International ClassificationF02P15/00, H03K17/78, H03K17/795, F02P7/03, H03K17/10
Cooperative ClassificationH03K17/102, H03K17/7955, H03K17/105, H03K17/78, F02P7/035, H03K17/10
European ClassificationH03K17/10B, H03K17/10, H03K17/795B, H03K17/10C, F02P7/03B, H03K17/78
Legal Events
Mar 16, 1990ASAssignment
Owner name: ROBERT BOSCH GMBH, POSTFACH 10 60 50 D-7000 STUTTG
Effective date: 19900226

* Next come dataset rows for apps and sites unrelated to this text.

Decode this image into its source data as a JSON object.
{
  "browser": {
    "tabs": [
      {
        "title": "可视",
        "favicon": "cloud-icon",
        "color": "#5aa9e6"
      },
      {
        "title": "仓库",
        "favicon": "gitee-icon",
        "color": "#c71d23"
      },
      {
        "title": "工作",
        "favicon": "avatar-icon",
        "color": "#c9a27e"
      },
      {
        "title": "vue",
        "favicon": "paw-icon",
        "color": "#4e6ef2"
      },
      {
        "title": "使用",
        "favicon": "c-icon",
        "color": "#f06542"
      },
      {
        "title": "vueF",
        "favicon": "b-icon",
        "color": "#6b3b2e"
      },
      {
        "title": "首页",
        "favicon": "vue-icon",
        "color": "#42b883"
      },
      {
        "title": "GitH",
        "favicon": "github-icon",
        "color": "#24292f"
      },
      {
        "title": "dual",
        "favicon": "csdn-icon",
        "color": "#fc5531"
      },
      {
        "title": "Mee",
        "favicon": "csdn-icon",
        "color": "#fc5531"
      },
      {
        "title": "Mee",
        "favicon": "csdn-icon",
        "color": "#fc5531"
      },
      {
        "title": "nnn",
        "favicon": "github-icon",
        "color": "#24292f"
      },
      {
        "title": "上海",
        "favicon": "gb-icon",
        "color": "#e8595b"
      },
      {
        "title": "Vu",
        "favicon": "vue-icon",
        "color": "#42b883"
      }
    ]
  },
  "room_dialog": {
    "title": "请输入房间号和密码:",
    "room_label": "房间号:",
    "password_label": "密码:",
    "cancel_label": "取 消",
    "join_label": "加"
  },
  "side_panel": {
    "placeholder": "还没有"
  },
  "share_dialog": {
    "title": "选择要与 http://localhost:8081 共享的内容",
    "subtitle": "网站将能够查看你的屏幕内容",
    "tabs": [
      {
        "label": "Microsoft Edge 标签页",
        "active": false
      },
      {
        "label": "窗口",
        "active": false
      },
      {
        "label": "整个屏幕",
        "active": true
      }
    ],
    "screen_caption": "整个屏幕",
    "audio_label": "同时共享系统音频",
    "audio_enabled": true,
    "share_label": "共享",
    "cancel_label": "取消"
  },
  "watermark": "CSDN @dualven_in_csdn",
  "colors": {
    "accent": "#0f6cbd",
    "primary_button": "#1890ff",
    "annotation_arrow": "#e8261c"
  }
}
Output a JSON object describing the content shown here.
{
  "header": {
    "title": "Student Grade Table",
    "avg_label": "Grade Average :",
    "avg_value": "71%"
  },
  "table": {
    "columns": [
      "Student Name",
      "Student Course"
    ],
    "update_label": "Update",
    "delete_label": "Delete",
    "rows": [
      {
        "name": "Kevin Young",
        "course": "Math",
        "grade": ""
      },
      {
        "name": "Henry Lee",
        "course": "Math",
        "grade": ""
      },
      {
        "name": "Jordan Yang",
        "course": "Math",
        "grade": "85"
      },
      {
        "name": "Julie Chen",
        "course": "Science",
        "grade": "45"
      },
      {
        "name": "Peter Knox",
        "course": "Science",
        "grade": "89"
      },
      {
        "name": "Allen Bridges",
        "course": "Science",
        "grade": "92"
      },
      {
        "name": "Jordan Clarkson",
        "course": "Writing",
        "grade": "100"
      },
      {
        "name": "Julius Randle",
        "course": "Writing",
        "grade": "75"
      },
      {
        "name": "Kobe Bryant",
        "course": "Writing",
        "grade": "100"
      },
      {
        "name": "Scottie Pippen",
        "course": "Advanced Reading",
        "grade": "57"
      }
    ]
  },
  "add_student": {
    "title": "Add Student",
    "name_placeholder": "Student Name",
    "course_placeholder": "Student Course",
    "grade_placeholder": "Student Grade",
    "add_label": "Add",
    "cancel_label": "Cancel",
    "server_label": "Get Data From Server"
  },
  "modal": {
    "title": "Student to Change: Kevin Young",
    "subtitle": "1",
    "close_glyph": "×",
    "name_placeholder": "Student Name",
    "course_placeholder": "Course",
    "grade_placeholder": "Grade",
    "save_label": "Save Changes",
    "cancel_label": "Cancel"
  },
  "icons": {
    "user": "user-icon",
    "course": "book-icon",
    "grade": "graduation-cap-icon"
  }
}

Sep 12, 1994FPAYFee payment
Year of fee payment: 4
Oct 20, 1998REMIMaintenance fee reminder mailed
Mar 28, 1999LAPSLapse for failure to pay maintenance fees
Jun 8, 1999FPExpired due to failure to pay maintenance fee
Effective date: 19990326